The case, Sackett vs. the EPA, focuses on a portion of the Clean Water Act that defines “waters of the United States,” and whether wetlands apply to that definition.
For the testimony that was submitted to the court, GeoSpatial Services engaged in modeling work that demonstrated what it would mean for wetland environments if the definition of “waters of the United States” were to be modified. According to Andy Robertson, director of GeoSpatial Services, the testimony is a culmination of five years of work mapping and modeling wetlands across the country.
“No other organization nationwide has access to data like this,” Robertson said.
Because GeoSpatial Services hires undergraduate and graduate students, many Saint Mary’s students were involved over the years collecting this data. Students were also involved in quickly compiling data after GeoSpatial Services was approached to assist in the case, which Robertson says was a quick turnaround.
St. Catherine University
New data “just the beginning” to unpacking Ramsey County stories
Since 2017, St. Catherine University students and faculty have been engaged in "Welcoming the Dear Neighbor?," an interdisciplinary research effort initiated by the Center for Community Work and Learning, partnering with the University of Minnesota’s Mapping Prejudice project to address structural racism in home ownership. On June 15 in Rauenhorst Ballroom, members from these teams unveiled new data from Ramsey County.
"Welcoming the Dear Neighbor?"’s team of faculty and students research, map, and analyze racial covenants in Ramsey County housing deeds. Racial covenants are discriminatory clauses stipulating that a house cannot be sold to specific racial or cultural groups — specifically targeting African Americans, and often other racial groups. Covenants date to the early 1900s and were only ruled unenforceable in 1968, under the Fair Housing Act. In 2020, Mapping Prejudice released a map of racial covenants in Hennepin County, and "Welcoming the Dear Neighbor?" partnered with them to expand this critical work and research to Ramsey County.

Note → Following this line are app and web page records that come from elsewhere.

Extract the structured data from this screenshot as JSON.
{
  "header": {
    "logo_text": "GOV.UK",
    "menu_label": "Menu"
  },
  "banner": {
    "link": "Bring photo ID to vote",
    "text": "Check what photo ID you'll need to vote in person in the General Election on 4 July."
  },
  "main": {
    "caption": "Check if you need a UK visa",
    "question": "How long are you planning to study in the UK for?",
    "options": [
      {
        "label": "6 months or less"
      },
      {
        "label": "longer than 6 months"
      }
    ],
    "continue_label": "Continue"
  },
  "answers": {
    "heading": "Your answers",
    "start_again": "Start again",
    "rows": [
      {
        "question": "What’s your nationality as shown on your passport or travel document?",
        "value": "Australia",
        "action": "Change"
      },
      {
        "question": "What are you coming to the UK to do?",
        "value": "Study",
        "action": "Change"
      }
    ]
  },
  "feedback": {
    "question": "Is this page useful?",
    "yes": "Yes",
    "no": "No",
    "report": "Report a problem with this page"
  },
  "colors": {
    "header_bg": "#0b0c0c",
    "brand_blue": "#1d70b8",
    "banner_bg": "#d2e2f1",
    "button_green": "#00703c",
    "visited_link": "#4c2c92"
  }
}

After introductions by President ReBecca Koenig Roloff ’76 and sociology faculty member Daniel Williams, PhD, speakers from "Welcoming the Dear Neighbor?," Mapping Prejudice, and the Just Deeds Project spoke about the compiled data and the significance of mapping racial covenants.
University of St. Thomas
In the News: Dr. Mahmoud Kabalan on School of Engineering's microgrid
KARE 11 featured the School of Engineering's microgrid in light of Hurricane Ian. The grid is a "self-contained energy network" that can provide buildings with power in the event of outages.
From the story: Dr. Kabalan says they're more reliable than central or state power grids, like the one in Texas that went down during a winter storm last year, leaving millions without electricity and hundreds of people died.
"A microgrid is much more than simply a standby system or an emergency system," Dr. Kabalan said. "A microgrid can be your home, can be a hospital, can be university campus or can be even a neighborhood."
The one on the St. Thomas campus will eventually power up to five buildings, including a new one going up across the street that will house mathematics, science and technology. The microgrid's run by several energy sources including solar and batteries.
Hear more from students leading research projects across disciplines, programs and private colleges at our annual Scholars at the Capitol event the morning of Feb. 15, 2023. This free showcases and celebrates the rigorous, relevant research being conducted by Minnesota Private College students.